RECORDS FOR THIS TASK ->
-- Opening Marker --

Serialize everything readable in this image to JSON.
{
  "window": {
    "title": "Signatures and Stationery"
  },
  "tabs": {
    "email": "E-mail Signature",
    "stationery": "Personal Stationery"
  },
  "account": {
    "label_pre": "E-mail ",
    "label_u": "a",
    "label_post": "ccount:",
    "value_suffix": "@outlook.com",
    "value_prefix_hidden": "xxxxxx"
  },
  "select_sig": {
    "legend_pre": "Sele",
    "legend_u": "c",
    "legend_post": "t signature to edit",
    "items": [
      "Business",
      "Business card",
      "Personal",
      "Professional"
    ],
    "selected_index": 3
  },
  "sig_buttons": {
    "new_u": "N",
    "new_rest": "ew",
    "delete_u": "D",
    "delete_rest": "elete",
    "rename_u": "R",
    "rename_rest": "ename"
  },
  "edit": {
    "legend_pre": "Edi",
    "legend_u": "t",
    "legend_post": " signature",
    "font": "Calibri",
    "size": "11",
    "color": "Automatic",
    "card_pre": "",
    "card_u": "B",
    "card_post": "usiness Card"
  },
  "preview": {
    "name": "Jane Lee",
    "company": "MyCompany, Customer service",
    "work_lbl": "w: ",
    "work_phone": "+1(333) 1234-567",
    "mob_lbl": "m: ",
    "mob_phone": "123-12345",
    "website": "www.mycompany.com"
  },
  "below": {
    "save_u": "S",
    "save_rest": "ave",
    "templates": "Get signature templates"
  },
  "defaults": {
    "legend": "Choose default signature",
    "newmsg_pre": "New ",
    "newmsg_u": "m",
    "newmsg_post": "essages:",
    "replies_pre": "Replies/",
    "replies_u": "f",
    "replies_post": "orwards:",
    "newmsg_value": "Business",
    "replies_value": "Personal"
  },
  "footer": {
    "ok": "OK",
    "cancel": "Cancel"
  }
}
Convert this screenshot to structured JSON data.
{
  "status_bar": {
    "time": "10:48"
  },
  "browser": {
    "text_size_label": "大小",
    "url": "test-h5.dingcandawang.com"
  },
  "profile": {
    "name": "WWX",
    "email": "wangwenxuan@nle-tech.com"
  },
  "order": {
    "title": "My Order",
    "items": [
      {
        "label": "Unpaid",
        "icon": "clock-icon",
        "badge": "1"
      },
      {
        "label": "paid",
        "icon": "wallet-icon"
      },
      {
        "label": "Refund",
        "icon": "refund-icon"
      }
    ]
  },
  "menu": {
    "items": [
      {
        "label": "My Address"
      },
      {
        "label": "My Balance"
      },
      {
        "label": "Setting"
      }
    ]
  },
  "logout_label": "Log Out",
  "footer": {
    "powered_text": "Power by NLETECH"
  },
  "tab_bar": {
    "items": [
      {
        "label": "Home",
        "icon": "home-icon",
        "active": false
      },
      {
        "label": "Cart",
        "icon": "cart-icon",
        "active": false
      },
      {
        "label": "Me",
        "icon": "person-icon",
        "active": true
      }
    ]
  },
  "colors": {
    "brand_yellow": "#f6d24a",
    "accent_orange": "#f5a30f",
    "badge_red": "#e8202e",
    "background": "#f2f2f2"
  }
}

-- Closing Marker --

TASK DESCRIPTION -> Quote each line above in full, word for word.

OUTPUT FOR THIS EXERCISE ->
Serialize everything readable in this image to JSON.
{
  "window": {
    "title": "Signatures and Stationery"
  },
  "tabs": {
    "email": "E-mail Signature",
    "stationery": "Personal Stationery"
  },
  "account": {
    "label_pre": "E-mail ",
    "label_u": "a",
    "label_post": "ccount:",
    "value_suffix": "@outlook.com",
    "value_prefix_hidden": "xxxxxx"
  },
  "select_sig": {
    "legend_pre": "Sele",
    "legend_u": "c",
    "legend_post": "t signature to edit",
    "items": [
      "Business",
      "Business card",
      "Personal",
      "Professional"
    ],
    "selected_index": 3
  },
  "sig_buttons": {
    "new_u": "N",
    "new_rest": "ew",
    "delete_u": "D",
    "delete_rest": "elete",
    "rename_u": "R",
    "rename_rest": "ename"
  },
  "edit": {
    "legend_pre": "Edi",
    "legend_u": "t",
    "legend_post": " signature",
    "font": "Calibri",
    "size": "11",
    "color": "Automatic",
    "card_pre": "",
    "card_u": "B",
    "card_post": "usiness Card"
  },
  "preview": {
    "name": "Jane Lee",
    "company": "MyCompany, Customer service",
    "work_lbl": "w: ",
    "work_phone": "+1(333) 1234-567",
    "mob_lbl": "m: ",
    "mob_phone": "123-12345",
    "website": "www.mycompany.com"
  },
  "below": {
    "save_u": "S",
    "save_rest": "ave",
    "templates": "Get signature templates"
  },
  "defaults": {
    "legend": "Choose default signature",
    "newmsg_pre": "New ",
    "newmsg_u": "m",
    "newmsg_post": "essages:",
    "replies_pre": "Replies/",
    "replies_u": "f",
    "replies_post": "orwards:",
    "newmsg_value": "Business",
    "replies_value": "Personal"
  },
  "footer": {
    "ok": "OK",
    "cancel": "Cancel"
  }
}
Convert this screenshot to structured JSON data.
{
  "status_bar": {
    "time": "10:48"
  },
  "browser": {
    "text_size_label": "大小",
    "url": "test-h5.dingcandawang.com"
  },
  "profile": {
    "name": "WWX",
    "email": "wangwenxuan@nle-tech.com"
  },
  "order": {
    "title": "My Order",
    "items": [
      {
        "label": "Unpaid",
        "icon": "clock-icon",
        "badge": "1"
      },
      {
        "label": "paid",
        "icon": "wallet-icon"
      },
      {
        "label": "Refund",
        "icon": "refund-icon"
      }
    ]
  },
  "menu": {
    "items": [
      {
        "label": "My Address"
      },
      {
        "label": "My Balance"
      },
      {
        "label": "Setting"
      }
    ]
  },
  "logout_label": "Log Out",
  "footer": {
    "powered_text": "Power by NLETECH"
  },
  "tab_bar": {
    "items": [
      {
        "label": "Home",
        "icon": "home-icon",
        "active": false
      },
      {
        "label": "Cart",
        "icon": "cart-icon",
        "active": false
      },
      {
        "label": "Me",
        "icon": "person-icon",
        "active": true
      }
    ]
  },
  "colors": {
    "brand_yellow": "#f6d24a",
    "accent_orange": "#f5a30f",
    "badge_red": "#e8202e",
    "background": "#f2f2f2"
  }
}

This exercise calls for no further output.